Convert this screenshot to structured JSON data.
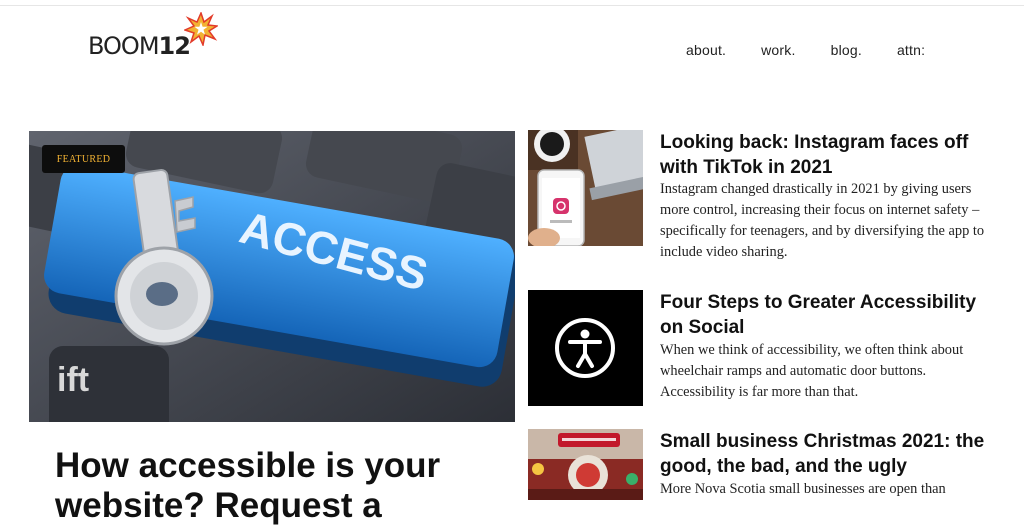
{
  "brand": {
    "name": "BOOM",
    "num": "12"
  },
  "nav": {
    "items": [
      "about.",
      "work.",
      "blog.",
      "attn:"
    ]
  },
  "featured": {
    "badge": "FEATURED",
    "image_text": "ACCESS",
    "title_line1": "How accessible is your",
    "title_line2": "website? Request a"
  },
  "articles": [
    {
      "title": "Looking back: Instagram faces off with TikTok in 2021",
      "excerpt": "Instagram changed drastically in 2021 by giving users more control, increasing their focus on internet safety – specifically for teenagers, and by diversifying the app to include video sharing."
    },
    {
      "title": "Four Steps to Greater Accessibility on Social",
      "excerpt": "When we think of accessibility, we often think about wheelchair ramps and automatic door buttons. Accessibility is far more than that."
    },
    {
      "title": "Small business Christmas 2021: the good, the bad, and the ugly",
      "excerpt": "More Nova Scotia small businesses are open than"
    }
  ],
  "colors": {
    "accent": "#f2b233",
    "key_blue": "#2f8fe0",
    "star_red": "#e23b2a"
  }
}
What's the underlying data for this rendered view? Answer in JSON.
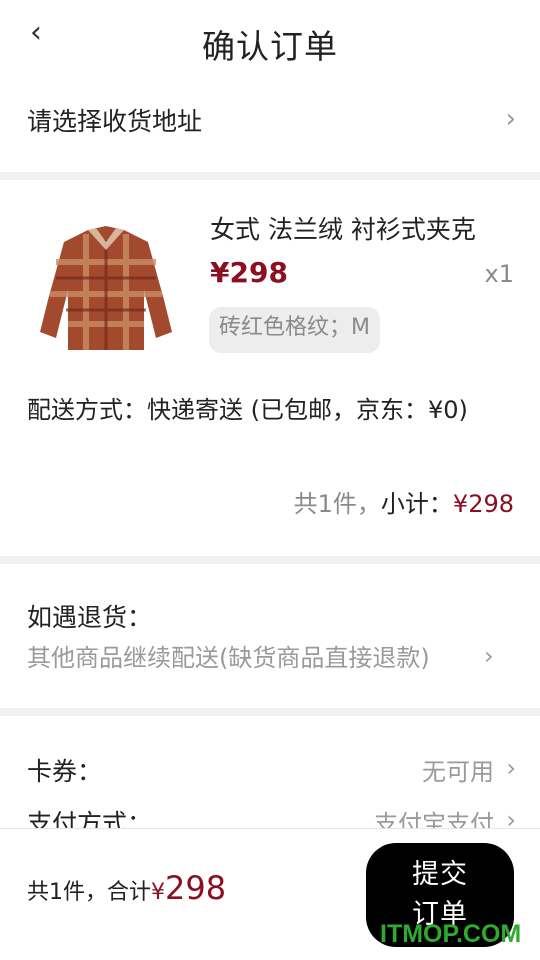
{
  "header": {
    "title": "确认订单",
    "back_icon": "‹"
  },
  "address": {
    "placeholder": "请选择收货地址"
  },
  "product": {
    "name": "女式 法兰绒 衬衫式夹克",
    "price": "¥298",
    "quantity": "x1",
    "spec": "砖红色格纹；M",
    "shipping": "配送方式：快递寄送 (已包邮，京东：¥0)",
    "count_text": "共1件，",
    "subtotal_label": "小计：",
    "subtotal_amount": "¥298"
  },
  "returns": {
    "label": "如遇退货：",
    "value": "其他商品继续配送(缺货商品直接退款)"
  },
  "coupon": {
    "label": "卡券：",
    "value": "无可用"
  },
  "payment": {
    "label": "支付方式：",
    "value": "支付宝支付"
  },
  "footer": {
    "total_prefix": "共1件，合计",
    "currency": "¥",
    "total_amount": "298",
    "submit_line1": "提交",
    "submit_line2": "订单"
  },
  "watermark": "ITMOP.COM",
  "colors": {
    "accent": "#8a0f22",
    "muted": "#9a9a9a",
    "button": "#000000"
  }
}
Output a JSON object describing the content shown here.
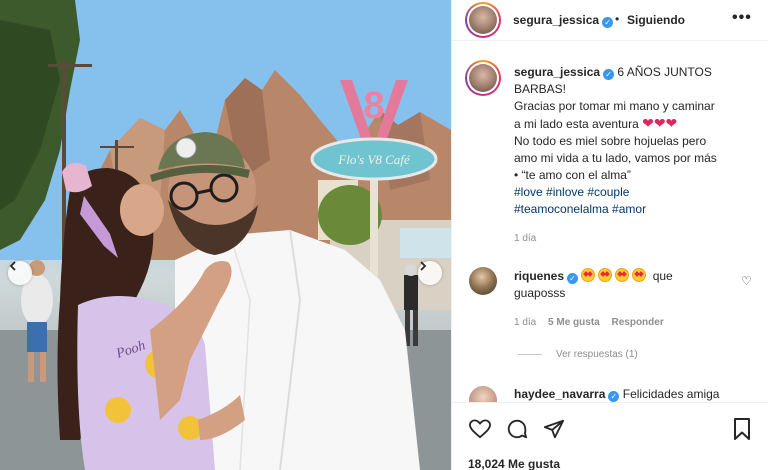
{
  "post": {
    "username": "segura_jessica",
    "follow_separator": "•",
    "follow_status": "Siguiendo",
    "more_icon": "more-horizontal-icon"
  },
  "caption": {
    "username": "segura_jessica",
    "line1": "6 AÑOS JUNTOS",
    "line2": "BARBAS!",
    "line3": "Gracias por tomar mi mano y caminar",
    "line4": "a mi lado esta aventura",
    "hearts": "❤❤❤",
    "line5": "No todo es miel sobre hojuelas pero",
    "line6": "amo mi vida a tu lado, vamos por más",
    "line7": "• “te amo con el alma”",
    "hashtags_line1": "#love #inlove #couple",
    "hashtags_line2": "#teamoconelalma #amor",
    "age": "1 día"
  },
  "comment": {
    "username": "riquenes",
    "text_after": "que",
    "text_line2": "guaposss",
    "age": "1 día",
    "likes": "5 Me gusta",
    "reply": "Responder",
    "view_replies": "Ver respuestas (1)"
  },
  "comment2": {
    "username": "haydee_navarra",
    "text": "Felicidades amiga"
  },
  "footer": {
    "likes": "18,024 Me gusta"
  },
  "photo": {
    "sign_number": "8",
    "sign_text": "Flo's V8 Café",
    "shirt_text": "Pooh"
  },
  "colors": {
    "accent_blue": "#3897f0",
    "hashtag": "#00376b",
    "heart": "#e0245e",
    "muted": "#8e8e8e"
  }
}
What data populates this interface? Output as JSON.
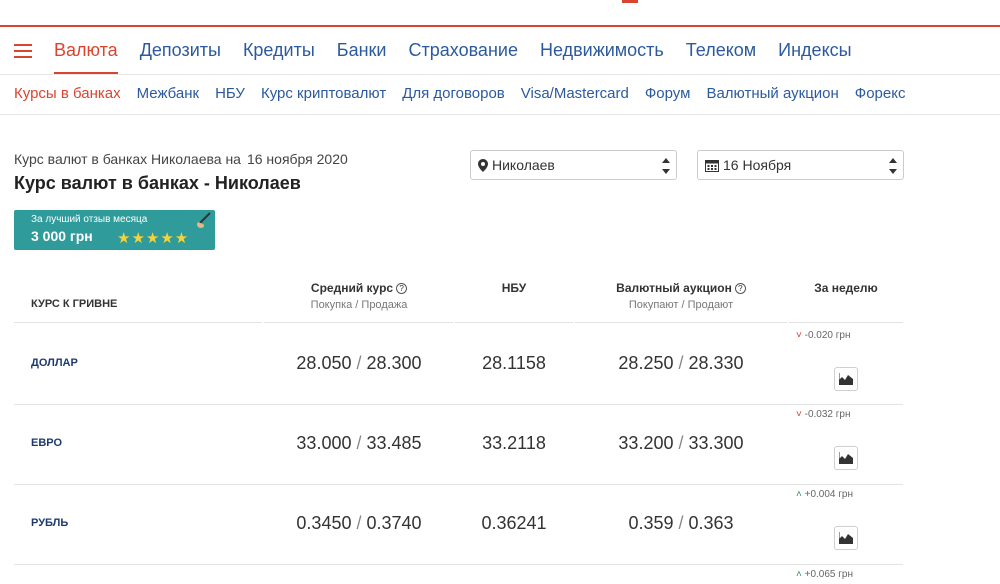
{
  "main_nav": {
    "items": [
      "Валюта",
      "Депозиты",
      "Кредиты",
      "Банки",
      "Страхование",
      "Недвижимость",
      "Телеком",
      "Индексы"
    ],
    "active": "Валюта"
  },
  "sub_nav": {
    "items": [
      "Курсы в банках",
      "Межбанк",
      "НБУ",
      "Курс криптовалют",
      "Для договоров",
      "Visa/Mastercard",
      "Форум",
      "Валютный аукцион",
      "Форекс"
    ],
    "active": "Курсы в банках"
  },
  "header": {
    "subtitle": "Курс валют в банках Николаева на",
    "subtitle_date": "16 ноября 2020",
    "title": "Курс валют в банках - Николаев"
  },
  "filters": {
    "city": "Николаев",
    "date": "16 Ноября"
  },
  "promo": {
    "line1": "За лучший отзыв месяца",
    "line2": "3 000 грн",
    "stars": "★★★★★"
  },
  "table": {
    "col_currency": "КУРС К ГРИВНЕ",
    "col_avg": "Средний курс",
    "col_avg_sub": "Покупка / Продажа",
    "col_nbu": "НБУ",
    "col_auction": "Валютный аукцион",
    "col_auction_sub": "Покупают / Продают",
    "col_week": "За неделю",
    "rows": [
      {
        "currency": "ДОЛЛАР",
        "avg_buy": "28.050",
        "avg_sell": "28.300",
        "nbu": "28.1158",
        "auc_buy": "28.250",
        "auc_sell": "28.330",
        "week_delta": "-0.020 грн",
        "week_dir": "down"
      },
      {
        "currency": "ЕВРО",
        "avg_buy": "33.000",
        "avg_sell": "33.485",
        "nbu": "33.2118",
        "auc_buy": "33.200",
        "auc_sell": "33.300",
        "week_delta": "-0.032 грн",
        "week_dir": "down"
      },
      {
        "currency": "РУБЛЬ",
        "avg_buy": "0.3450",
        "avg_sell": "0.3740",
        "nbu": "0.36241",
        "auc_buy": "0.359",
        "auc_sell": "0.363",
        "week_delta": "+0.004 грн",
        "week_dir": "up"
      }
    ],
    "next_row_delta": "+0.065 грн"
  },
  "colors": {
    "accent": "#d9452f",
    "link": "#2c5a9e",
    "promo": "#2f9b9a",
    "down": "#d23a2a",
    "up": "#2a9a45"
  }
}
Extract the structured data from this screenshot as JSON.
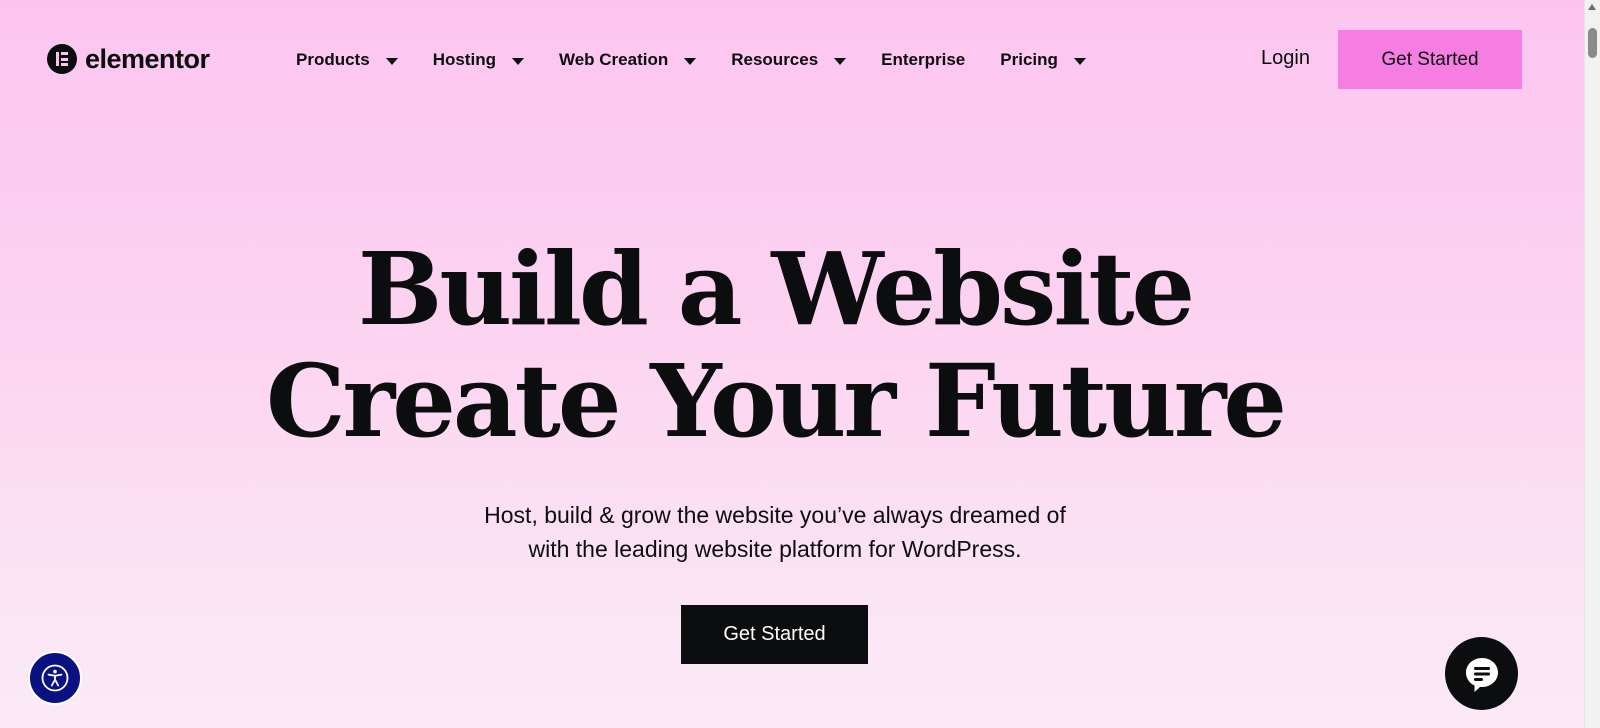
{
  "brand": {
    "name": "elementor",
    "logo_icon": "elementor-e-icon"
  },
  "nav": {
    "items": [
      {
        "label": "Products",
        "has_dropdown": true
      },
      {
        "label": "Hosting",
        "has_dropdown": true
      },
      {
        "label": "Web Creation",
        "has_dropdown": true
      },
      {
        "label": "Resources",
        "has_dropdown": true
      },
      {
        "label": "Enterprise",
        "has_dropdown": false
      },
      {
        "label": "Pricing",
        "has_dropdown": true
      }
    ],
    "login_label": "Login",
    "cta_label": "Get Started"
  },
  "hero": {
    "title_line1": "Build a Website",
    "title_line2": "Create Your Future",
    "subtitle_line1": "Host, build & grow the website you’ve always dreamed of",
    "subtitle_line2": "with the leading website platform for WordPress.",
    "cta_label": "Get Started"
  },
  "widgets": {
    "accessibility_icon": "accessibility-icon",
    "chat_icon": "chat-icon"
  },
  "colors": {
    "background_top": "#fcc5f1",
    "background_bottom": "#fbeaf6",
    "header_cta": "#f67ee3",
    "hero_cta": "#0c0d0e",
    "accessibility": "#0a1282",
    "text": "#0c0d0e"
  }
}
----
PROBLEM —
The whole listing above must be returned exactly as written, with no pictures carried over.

YOUR RESPONSE —
Convert this screenshot to structured JSON data.
{
  "brand": {
    "name": "BOOM",
    "num": "12"
  },
  "nav": {
    "items": [
      "about.",
      "work.",
      "blog.",
      "attn:"
    ]
  },
  "featured": {
    "badge": "FEATURED",
    "image_text": "ACCESS",
    "title_line1": "How accessible is your",
    "title_line2": "website? Request a"
  },
  "articles": [
    {
      "title": "Looking back: Instagram faces off with TikTok in 2021",
      "excerpt": "Instagram changed drastically in 2021 by giving users more control, increasing their focus on internet safety – specifically for teenagers, and by diversifying the app to include video sharing."
    },
    {
      "title": "Four Steps to Greater Accessibility on Social",
      "excerpt": "When we think of accessibility, we often think about wheelchair ramps and automatic door buttons. Accessibility is far more than that."
    },
    {
      "title": "Small business Christmas 2021: the good, the bad, and the ugly",
      "excerpt": "More Nova Scotia small businesses are open than"
    }
  ],
  "colors": {
    "accent": "#f2b233",
    "key_blue": "#2f8fe0",
    "star_red": "#e23b2a"
  }
}
What's the underlying data for this rendered view? Answer in JSON.
{
  "header": {
    "title": "确认订单",
    "back_icon": "‹"
  },
  "address": {
    "placeholder": "请选择收货地址"
  },
  "product": {
    "name": "女式 法兰绒 衬衫式夹克",
    "price": "¥298",
    "quantity": "x1",
    "spec": "砖红色格纹；M",
    "shipping": "配送方式：快递寄送 (已包邮，京东：¥0)",
    "count_text": "共1件，",
    "subtotal_label": "小计：",
    "subtotal_amount": "¥298"
  },
  "returns": {
    "label": "如遇退货：",
    "value": "其他商品继续配送(缺货商品直接退款)"
  },
  "coupon": {
    "label": "卡券：",
    "value": "无可用"
  },
  "payment": {
    "label": "支付方式：",
    "value": "支付宝支付"
  },
  "footer": {
    "total_prefix": "共1件，合计",
    "currency": "¥",
    "total_amount": "298",
    "submit_line1": "提交",
    "submit_line2": "订单"
  },
  "watermark": "ITMOP.COM",
  "colors": {
    "accent": "#8a0f22",
    "muted": "#9a9a9a",
    "button": "#000000"
  }
}
Output a JSON object describing the content shown here.
{
  "post": {
    "username": "segura_jessica",
    "follow_separator": "•",
    "follow_status": "Siguiendo",
    "more_icon": "more-horizontal-icon"
  },
  "caption": {
    "username": "segura_jessica",
    "line1": "6 AÑOS JUNTOS",
    "line2": "BARBAS!",
    "line3": "Gracias por tomar mi mano y caminar",
    "line4": "a mi lado esta aventura",
    "hearts": "❤❤❤",
    "line5": "No todo es miel sobre hojuelas pero",
    "line6": "amo mi vida a tu lado, vamos por más",
    "line7": "• “te amo con el alma”",
    "hashtags_line1": "#love #inlove #couple",
    "hashtags_line2": "#teamoconelalma #amor",
    "age": "1 día"
  },
  "comment": {
    "username": "riquenes",
    "text_after": "que",
    "text_line2": "guaposss",
    "age": "1 día",
    "likes": "5 Me gusta",
    "reply": "Responder",
    "view_replies": "Ver respuestas (1)"
  },
  "comment2": {
    "username": "haydee_navarra",
    "text": "Felicidades amiga"
  },
  "footer": {
    "likes": "18,024 Me gusta"
  },
  "photo": {
    "sign_number": "8",
    "sign_text": "Flo's V8 Café",
    "shirt_text": "Pooh"
  },
  "colors": {
    "accent_blue": "#3897f0",
    "hashtag": "#00376b",
    "heart": "#e0245e",
    "muted": "#8e8e8e"
  }
}
What data populates this interface? Output as JSON.
{
  "main_nav": {
    "items": [
      "Валюта",
      "Депозиты",
      "Кредиты",
      "Банки",
      "Страхование",
      "Недвижимость",
      "Телеком",
      "Индексы"
    ],
    "active": "Валюта"
  },
  "sub_nav": {
    "items": [
      "Курсы в банках",
      "Межбанк",
      "НБУ",
      "Курс криптовалют",
      "Для договоров",
      "Visa/Mastercard",
      "Форум",
      "Валютный аукцион",
      "Форекс"
    ],
    "active": "Курсы в банках"
  },
  "header": {
    "subtitle": "Курс валют в банках Николаева на",
    "subtitle_date": "16 ноября 2020",
    "title": "Курс валют в банках - Николаев"
  },
  "filters": {
    "city": "Николаев",
    "date": "16 Ноября"
  },
  "promo": {
    "line1": "За лучший отзыв месяца",
    "line2": "3 000 грн",
    "stars": "★★★★★"
  },
  "table": {
    "col_currency": "КУРС К ГРИВНЕ",
    "col_avg": "Средний курс",
    "col_avg_sub": "Покупка / Продажа",
    "col_nbu": "НБУ",
    "col_auction": "Валютный аукцион",
    "col_auction_sub": "Покупают / Продают",
    "col_week": "За неделю",
    "rows": [
      {
        "currency": "ДОЛЛАР",
        "avg_buy": "28.050",
        "avg_sell": "28.300",
        "nbu": "28.1158",
        "auc_buy": "28.250",
        "auc_sell": "28.330",
        "week_delta": "-0.020 грн",
        "week_dir": "down"
      },
      {
        "currency": "ЕВРО",
        "avg_buy": "33.000",
        "avg_sell": "33.485",
        "nbu": "33.2118",
        "auc_buy": "33.200",
        "auc_sell": "33.300",
        "week_delta": "-0.032 грн",
        "week_dir": "down"
      },
      {
        "currency": "РУБЛЬ",
        "avg_buy": "0.3450",
        "avg_sell": "0.3740",
        "nbu": "0.36241",
        "auc_buy": "0.359",
        "auc_sell": "0.363",
        "week_delta": "+0.004 грн",
        "week_dir": "up"
      }
    ],
    "next_row_delta": "+0.065 грн"
  },
  "colors": {
    "accent": "#d9452f",
    "link": "#2c5a9e",
    "promo": "#2f9b9a",
    "down": "#d23a2a",
    "up": "#2a9a45"
  }
}
Extract the structured data from this screenshot as JSON.
{
  "brand": {
    "name": "elementor",
    "logo_icon": "elementor-e-icon"
  },
  "nav": {
    "items": [
      {
        "label": "Products",
        "has_dropdown": true
      },
      {
        "label": "Hosting",
        "has_dropdown": true
      },
      {
        "label": "Web Creation",
        "has_dropdown": true
      },
      {
        "label": "Resources",
        "has_dropdown": true
      },
      {
        "label": "Enterprise",
        "has_dropdown": false
      },
      {
        "label": "Pricing",
        "has_dropdown": true
      }
    ],
    "login_label": "Login",
    "cta_label": "Get Started"
  },
  "hero": {
    "title_line1": "Build a Website",
    "title_line2": "Create Your Future",
    "subtitle_line1": "Host, build & grow the website you’ve always dreamed of",
    "subtitle_line2": "with the leading website platform for WordPress.",
    "cta_label": "Get Started"
  },
  "widgets": {
    "accessibility_icon": "accessibility-icon",
    "chat_icon": "chat-icon"
  },
  "colors": {
    "background_top": "#fcc5f1",
    "background_bottom": "#fbeaf6",
    "header_cta": "#f67ee3",
    "hero_cta": "#0c0d0e",
    "accessibility": "#0a1282",
    "text": "#0c0d0e"
  }
}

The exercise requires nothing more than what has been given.